I love board and card games. They are incredibly fun and social. They get me to think. They give me an excuse to hang out with friends. And, best of all, they get me off of the screens!
Board and card games also give me an opportunity to learn by playing - a part of education that seems to be frowned upon in today's world.
This year I have used games in the classroom as often as I can. There are a few games I regularly use in my classroom. This blog will explain two of them: Settlers of Catan and Blokus.
Settlers of Catan
This game is great for math and social studies integration. Students begin by exploring the map which represents different geographical features and resources. I explain that the number value represents the die roll needed to produce a resource from that land. Each land tile produces a specific resource. Recalling their knowledge of dice and probability, they have to determine what are the best locations to settle.
During this game students are faced with many challenges that early explorers faced - acquiring resources, controlling trade routes, and finding quality places to settle. They quickly learn that the 'best' settlement areas are quickly claimed by rivals. If their settlements aren't productive, they need to come up with creative ways to meet their resource needs, either through diplomacy or settling less desirable areas.
Students also learn that as the game goes on, the relative value of a resource changes.
Four students start - only one will win.
What resources, number values, or trade routes did they control? How did they start and finish the game? Was there a missed opportunity or a great play by an opponent? This is a great way to tie students back into tracing settlement over periods of time, the randomness of probability in short experiments, and long term goal planning.
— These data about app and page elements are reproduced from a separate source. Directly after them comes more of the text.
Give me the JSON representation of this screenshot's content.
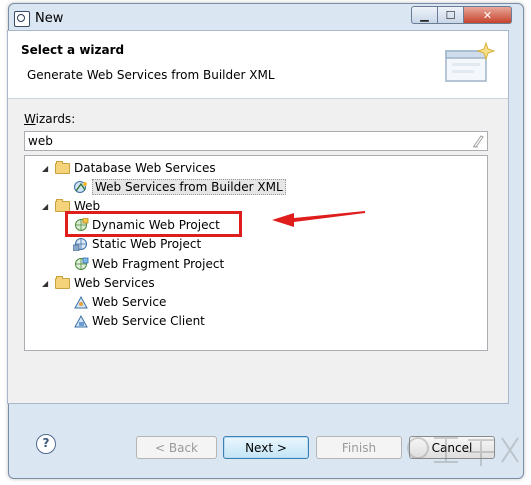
{
  "window": {
    "title": "New"
  },
  "header": {
    "title": "Select a wizard",
    "description": "Generate Web Services from Builder XML"
  },
  "wizards": {
    "label": "Wizards:",
    "filter_value": "web"
  },
  "tree": [
    {
      "label": "Database Web Services",
      "icon": "folder-icon",
      "expanded": true
    },
    {
      "label": "Web Services from Builder XML",
      "icon": "web-service-builder-icon",
      "selected": true
    },
    {
      "label": "Web",
      "icon": "folder-icon",
      "expanded": true
    },
    {
      "label": "Dynamic Web Project",
      "icon": "dynamic-web-project-icon",
      "highlighted": true
    },
    {
      "label": "Static Web Project",
      "icon": "static-web-project-icon"
    },
    {
      "label": "Web Fragment Project",
      "icon": "web-fragment-project-icon"
    },
    {
      "label": "Web Services",
      "icon": "folder-icon",
      "expanded": true
    },
    {
      "label": "Web Service",
      "icon": "web-service-icon"
    },
    {
      "label": "Web Service Client",
      "icon": "web-service-client-icon"
    }
  ],
  "buttons": {
    "back": "< Back",
    "next": "Next >",
    "finish": "Finish",
    "cancel": "Cancel"
  },
  "colors": {
    "highlight": "#e01d1d",
    "arrow": "#e01d1d"
  }
}
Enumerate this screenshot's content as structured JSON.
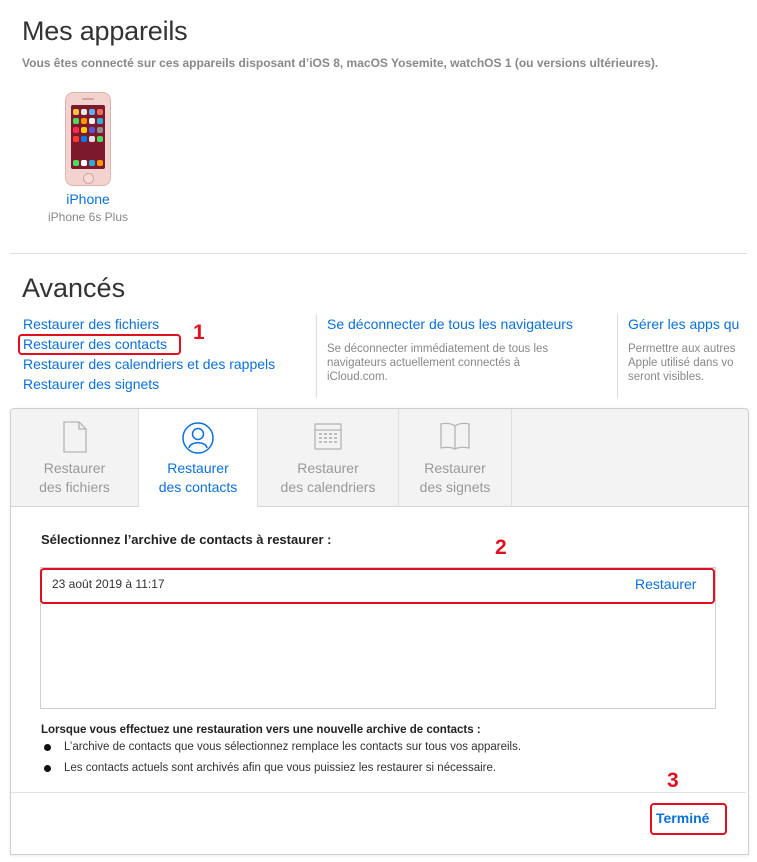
{
  "devices": {
    "title": "Mes appareils",
    "subtitle": "Vous êtes connecté sur ces appareils disposant d’iOS 8, macOS Yosemite, watchOS 1 (ou versions ultérieures).",
    "items": [
      {
        "name": "iPhone",
        "model": "iPhone 6s Plus",
        "icon": "iphone-icon"
      }
    ]
  },
  "advanced": {
    "title": "Avancés",
    "restore_links": [
      "Restaurer des fichiers",
      "Restaurer des contacts",
      "Restaurer des calendriers et des rappels",
      "Restaurer des signets"
    ],
    "signout": {
      "label": "Se déconnecter de tous les navigateurs",
      "description": [
        "Se déconnecter immédiatement de tous les",
        "navigateurs actuellement connectés à",
        "iCloud.com."
      ]
    },
    "apps": {
      "label": "Gérer les apps qu",
      "description": [
        "Permettre aux autres",
        "Apple utilisé dans vo",
        "seront visibles."
      ]
    }
  },
  "panel": {
    "tabs": [
      {
        "line1": "Restaurer",
        "line2": "des fichiers",
        "icon": "document-icon",
        "active": false
      },
      {
        "line1": "Restaurer",
        "line2": "des contacts",
        "icon": "contacts-icon",
        "active": true
      },
      {
        "line1": "Restaurer",
        "line2": "des calendriers",
        "icon": "calendar-icon",
        "active": false
      },
      {
        "line1": "Restaurer",
        "line2": "des signets",
        "icon": "bookmarks-icon",
        "active": false
      }
    ],
    "select_title": "Sélectionnez l’archive de contacts à restaurer :",
    "archives": [
      {
        "date": "23 août 2019 à 11:17",
        "action": "Restaurer"
      }
    ],
    "note_title": "Lorsque vous effectuez une restauration vers une nouvelle archive de contacts :",
    "notes": [
      "L’archive de contacts que vous sélectionnez remplace les contacts sur tous vos appareils.",
      "Les contacts actuels sont archivés afin que vous puissiez les restaurer si nécessaire."
    ],
    "done_label": "Terminé"
  },
  "annotations": {
    "markers": [
      "1",
      "2",
      "3"
    ],
    "color": "#e01020"
  },
  "colors": {
    "link": "#0b70d9",
    "muted": "#888888",
    "tabbar": "#f3f3f3"
  }
}
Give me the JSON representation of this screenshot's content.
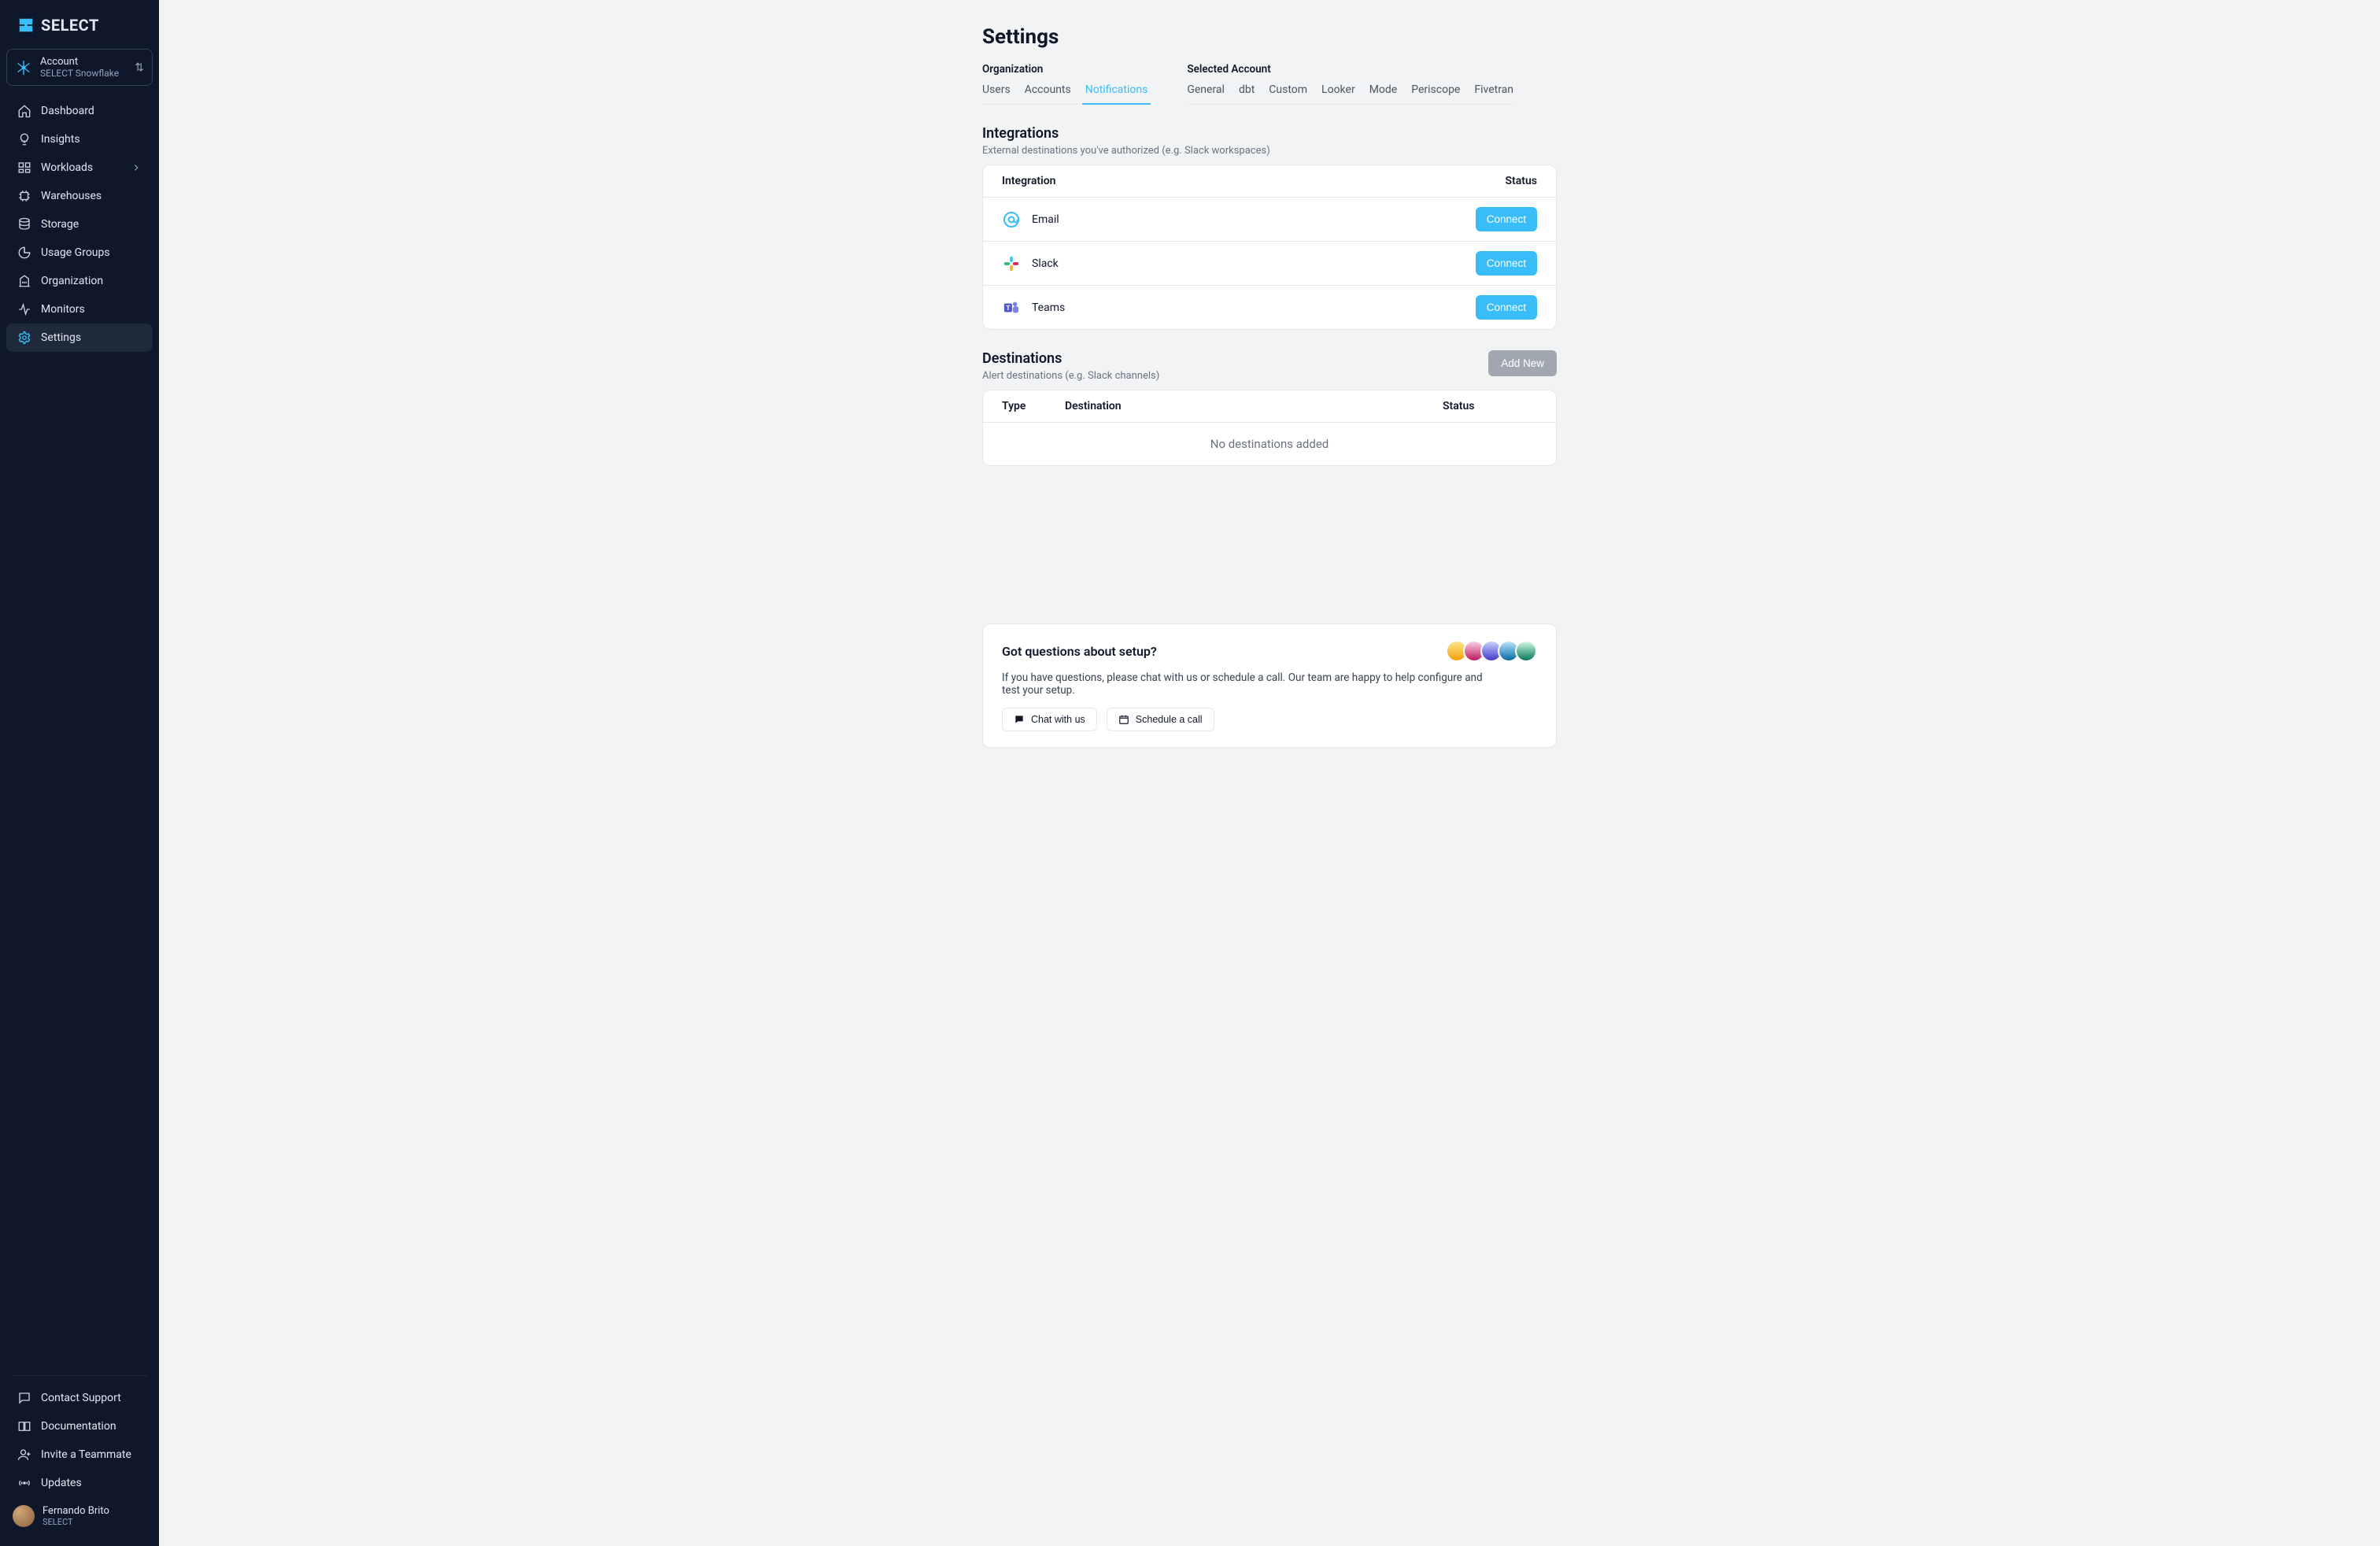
{
  "brand": "SELECT",
  "account_switcher": {
    "label": "Account",
    "name": "SELECT Snowflake"
  },
  "sidebar": {
    "items": [
      {
        "label": "Dashboard"
      },
      {
        "label": "Insights"
      },
      {
        "label": "Workloads"
      },
      {
        "label": "Warehouses"
      },
      {
        "label": "Storage"
      },
      {
        "label": "Usage Groups"
      },
      {
        "label": "Organization"
      },
      {
        "label": "Monitors"
      },
      {
        "label": "Settings"
      }
    ],
    "bottom": [
      {
        "label": "Contact Support"
      },
      {
        "label": "Documentation"
      },
      {
        "label": "Invite a Teammate"
      },
      {
        "label": "Updates"
      }
    ]
  },
  "user": {
    "name": "Fernando Brito",
    "org": "SELECT"
  },
  "page": {
    "title": "Settings"
  },
  "tabgroups": {
    "org": {
      "label": "Organization",
      "tabs": [
        "Users",
        "Accounts",
        "Notifications"
      ],
      "active": "Notifications"
    },
    "account": {
      "label": "Selected Account",
      "tabs": [
        "General",
        "dbt",
        "Custom",
        "Looker",
        "Mode",
        "Periscope",
        "Fivetran"
      ]
    }
  },
  "integrations": {
    "title": "Integrations",
    "subtitle": "External destinations you've authorized (e.g. Slack workspaces)",
    "headers": {
      "name": "Integration",
      "status": "Status"
    },
    "rows": [
      {
        "name": "Email",
        "action": "Connect"
      },
      {
        "name": "Slack",
        "action": "Connect"
      },
      {
        "name": "Teams",
        "action": "Connect"
      }
    ]
  },
  "destinations": {
    "title": "Destinations",
    "subtitle": "Alert destinations (e.g. Slack channels)",
    "add_label": "Add New",
    "headers": {
      "type": "Type",
      "dest": "Destination",
      "status": "Status"
    },
    "empty": "No destinations added"
  },
  "help": {
    "title": "Got questions about setup?",
    "body": "If you have questions, please chat with us or schedule a call. Our team are happy to help configure and test your setup.",
    "chat": "Chat with us",
    "schedule": "Schedule a call"
  }
}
The Boston Globe recently published an article about Why the US is falling behind in Math. In it the author discusses the lack of logic curricula as a key reason.
Blokus is a chess-type game (abstract strategy - no luck, all information is given) so players constantly need to think ahead. It develops a student's geometric and spacial reasoning - being able to see how certain pieces fit in the negative space - as well as developing logic with tactical thinking and strategies. The students learn what pieces are most important to play early, mid, and during the end game.
Students also just take their pieces to 'fill the space' to make a perfect square or rectangle. They all do this - I'm convinced that it is built into their DNA.
This is my favorite game to watch the learning happen. Games are relatively quick so they get to play multiple times. Students go through specific learning stages with similar reflections after each time they play the game. These reflections include where to play, what pieces to play early, and how to recognize and build "escape routes."
You can't stop red, you can only hope to contain her. (They didn't)
With all this reflection, students think I'm trying to build master players. The truth is that many of these reflections tie right back into our 'regular' curriculum. Did you use your resources wisely? Did you take your time? Were you thinking and planning ahead, or were you just making decisions in the moment? How did these decisions work out for you?
I really enjoy these games because of their multiple tie backs to different learning standards, but also due to the fact there is not just "one way" to win. You can't memorize the 'answer' because there isn't one solution. This ties back into The Globe's article - students need to think creatively, logically, and two-steps ahead to achieve victory.
There are other games I use on a regular basis in the classroom as well including Dominion, Dixit, and Ticket to Ride. What games have you used and how have you successfully implemented them in your classroom?